By Ann Leach

As a court-appointed special advocate (CASA) in Jasper County, Missouri, Lauren, a CASA volunteer, helped her assigned teen apply for college and then tour the campus. Volunteer Stacy attended court with her assigned children to help calm their anxiety about testifying in court. And volunteer Jana helped her assigned kids cook dinner and make a chocolate pie for their foster family. 

Jasper County CASA provides compassionate volunteers who advocate for abused and neglected children. 

“We recruit, train and supervise volunteers from our community to serve as advocates for children in foster care in Jasper County,” Development Director Kelly Hartley said. “A court-appointed special advocate, or CASA, is appointed by the court to represent the best interests of a child or sibling group. They get to know the child by showing up consistently, spending quality time and building trust. Many CASAs bring their kids to the CASA house, which was designed to be a place where they will be heard, motivated, believed, inspired, safe and loved. CASAs show up, stand up and speak up for children.” 

Over 150 volunteers have served 350 children since the local program began in 2019.

A locally governed non-profit serving the 29th Judicial District, Jasper County CASA relies on donations to support the CASA house and various programs for children throughout the year. Founded by Debi Koelkebeck, who first served as a CASA in Newton County and saw the difference advocates were making, knew it was needed in Jasper County, as well. She formed a board of directors in 2018 and began training volunteer advocates in January 2019. 

“We’re hosting a lovely evening Nov. 10 called A Home for the Holidays,” Hartley said. “This is one of our big fundraisers and this year, it will be held at the Cornell Complex and will include dinner, dancing and a live auction to kick off the holiday season. Tickets can be purchased through the CASA website at” 

Hartley hopes the event not only raises funds for the local CASA program but also raises awareness of the need for more volunteers to work with the children. 

“Our volunteers are called to serve children who have been taken into state’s custody due to situations of abuse or neglect and sometimes both,” Hartley said. “Many of the children have experienced trauma and have never had a consistently responsible caring adult in their life.”

Getting those volunteers trained and ready to serve happens at the CASA Training and Connection Center. “It takes funding to recruit, train and supervise volunteers,” Hartley said. “And if Santa Claus called to find out what he could bring us this year, I would say ‘more volunteers, please.’ That’s what the kids need most. We can’t do what we do for kids without them.”

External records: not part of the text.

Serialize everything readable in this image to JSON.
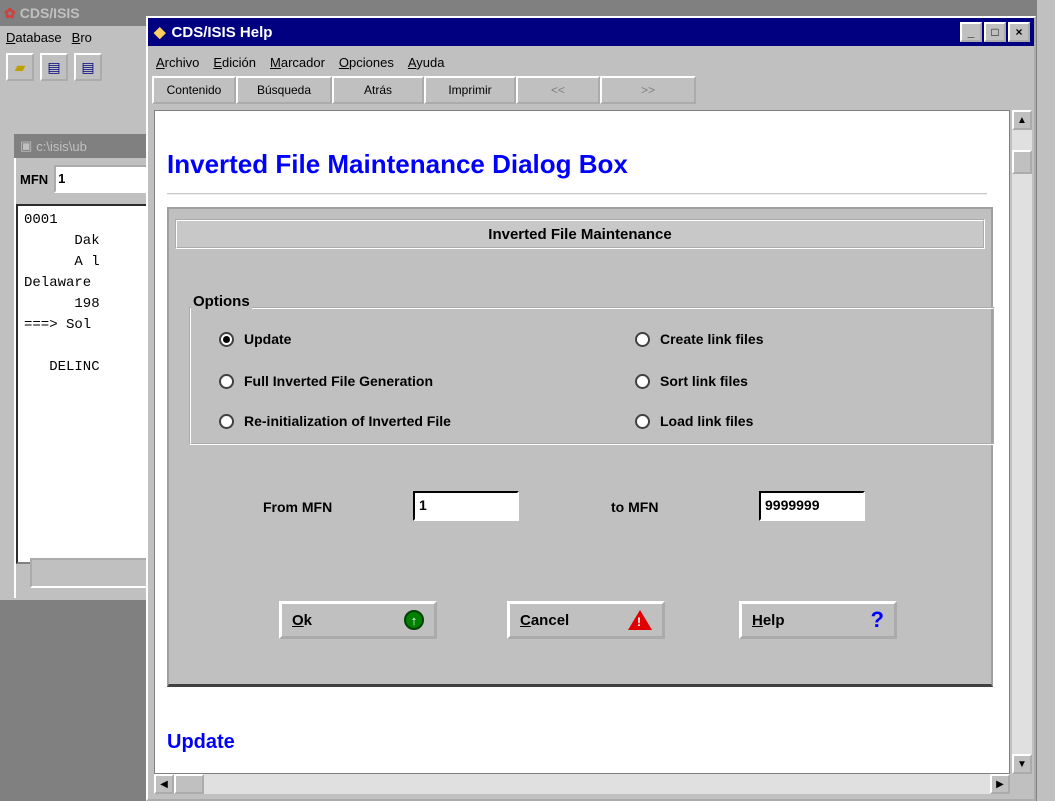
{
  "background_app": {
    "title": "CDS/ISIS",
    "menu": [
      "Database",
      "Bro"
    ],
    "doc_title": "c:\\isis\\ub",
    "mfn_label": "MFN",
    "mfn_value": "1",
    "record_text": "0001\n      Dak\n      A l\nDelaware\n      198\n===> Sol\n\n   DELINC"
  },
  "help_window": {
    "title": "CDS/ISIS Help",
    "title_controls": [
      "_",
      "□",
      "×"
    ],
    "menu": [
      "Archivo",
      "Edición",
      "Marcador",
      "Opciones",
      "Ayuda"
    ],
    "buttons": [
      {
        "label": "Contenido",
        "enabled": true
      },
      {
        "label": "Búsqueda",
        "enabled": true
      },
      {
        "label": "Atrás",
        "enabled": true
      },
      {
        "label": "Imprimir",
        "enabled": true
      },
      {
        "label": "<<",
        "enabled": false
      },
      {
        "label": ">>",
        "enabled": false
      }
    ]
  },
  "topic": {
    "heading": "Inverted File Maintenance Dialog Box",
    "section_heading": "Update"
  },
  "dialog": {
    "caption": "Inverted File Maintenance",
    "options_legend": "Options",
    "options": [
      {
        "label": "Update",
        "selected": true
      },
      {
        "label": "Full Inverted File Generation",
        "selected": false
      },
      {
        "label": "Re-initialization of Inverted File",
        "selected": false
      },
      {
        "label": "Create link files",
        "selected": false
      },
      {
        "label": "Sort link files",
        "selected": false
      },
      {
        "label": "Load link files",
        "selected": false
      }
    ],
    "from_label": "From MFN",
    "from_value": "1",
    "to_label": "to MFN",
    "to_value": "9999999",
    "ok_label": "Ok",
    "cancel_label": "Cancel",
    "help_label": "Help"
  }
}
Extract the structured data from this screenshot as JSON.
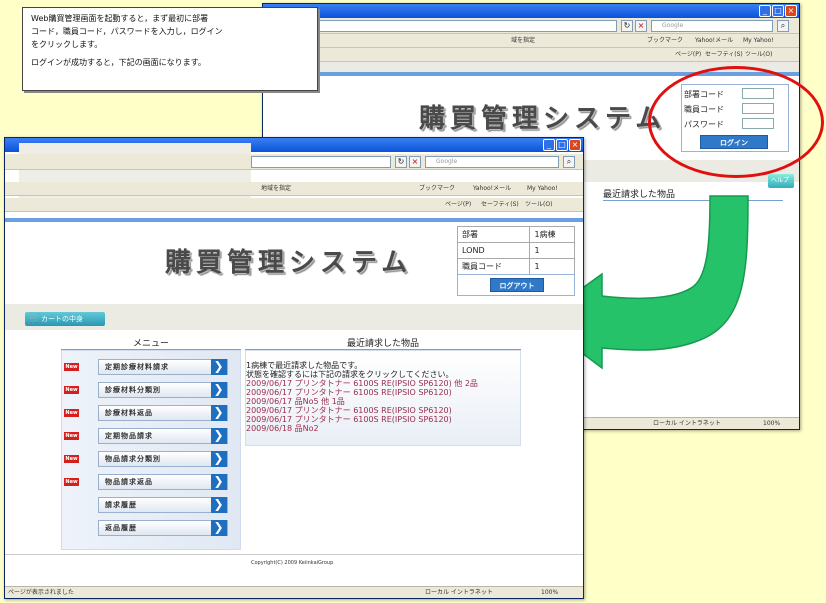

“There are 400-500 children in foster care every night in Jasper County. Our CASAs are assigned to just over 200 of them. We always need volunteers.” ~Kelly Hartley